Putting off estate planning is a common practice. Not many people want to think about when they die. When you do finally work up the mental tenacity to address your legacy, you might assume that the process is done once you commit your intentions to writing. However, the truth is that your estate plan or last will shouldn't just be something you take care of once and then forget.
You want to have the terms you include be as up-to-date as possible. That helps reduce the likelihood of anyone challenging your wishes during the administration of your estate. Taking the time to review your estate plan every few years can also give you peace of mind, as you will be certain that you have addressed everything that currently matters to yourself and your family.
Your family is going to change as the years go on
Having a family is usually one of the reasons people want to create an estate plan or last will in the first place. They want to make sure that the people who depend on them will have protections and resources if something happens. Naming a guardian for your children is often as important as allocating specific assets for them.
However, the size of your family could change over the years. Your children may become adults. They will have their own children, to whom you may also want to leave something. In some cases, people whom you named as beneficiaries could potentially die. They could also no longer be part of your life, whether through a social falling out or something more traumatic, like a divorce.
Reviewing your last will or estate plan frequently helps ensure that the beneficiaries, executors, administrators, heirs and trustees that you named are all individuals with whom you maintain a positive relationship.
Your estate and assets will change and grow over time
When you first create your estate plan, a basic last will may be the only document you really worry about. However, as your life becomes more complex and your assets do, too, you will need to be more mindful of how you structure your estate plan. You will need to consider whether assets will pass to your spouse or directly onto children.
You could also use assets to fund a trust which can shelter your family from taxes and also provide more control over the disbursement of your assets. There are many smart ways to handle an estate plan.
Your personal wishes and needs may change as years pass
You will likely expand your estate plan as you grow older. From advance medical directives that give your family members insight into your medical wishes to power of attorney documents that ensure people can handle your financial and medical matters, there are many documents included in a thorough estate plan that you will want to add or expand as you age.

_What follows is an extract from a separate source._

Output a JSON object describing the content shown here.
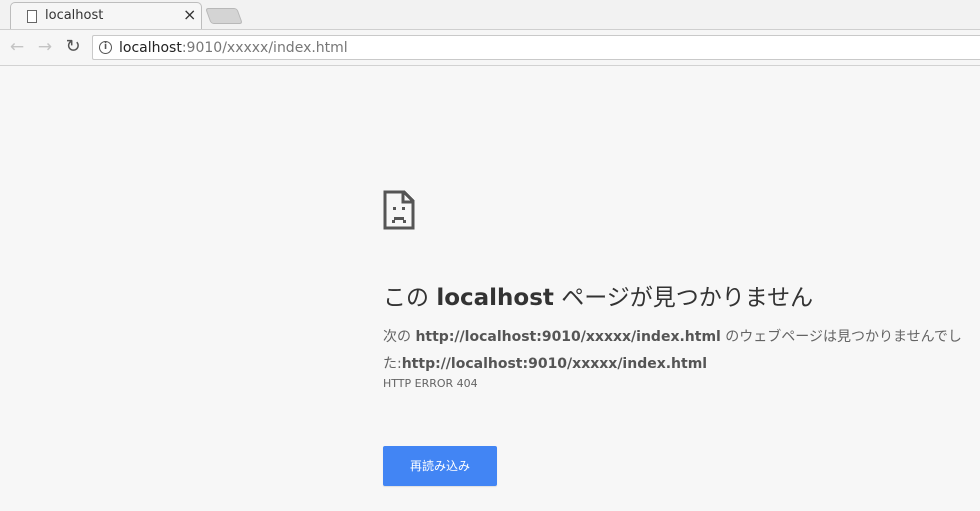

Just because you felt one way when you were younger doesn't mean you will feel the same way later in life. Routinely reviewing your last will and estate plan helps ensure that it is accurate and up-to-date in terms of your assets and intentions. Call or email our firm to change your estate plan as necessary, to benefit you and the people you love.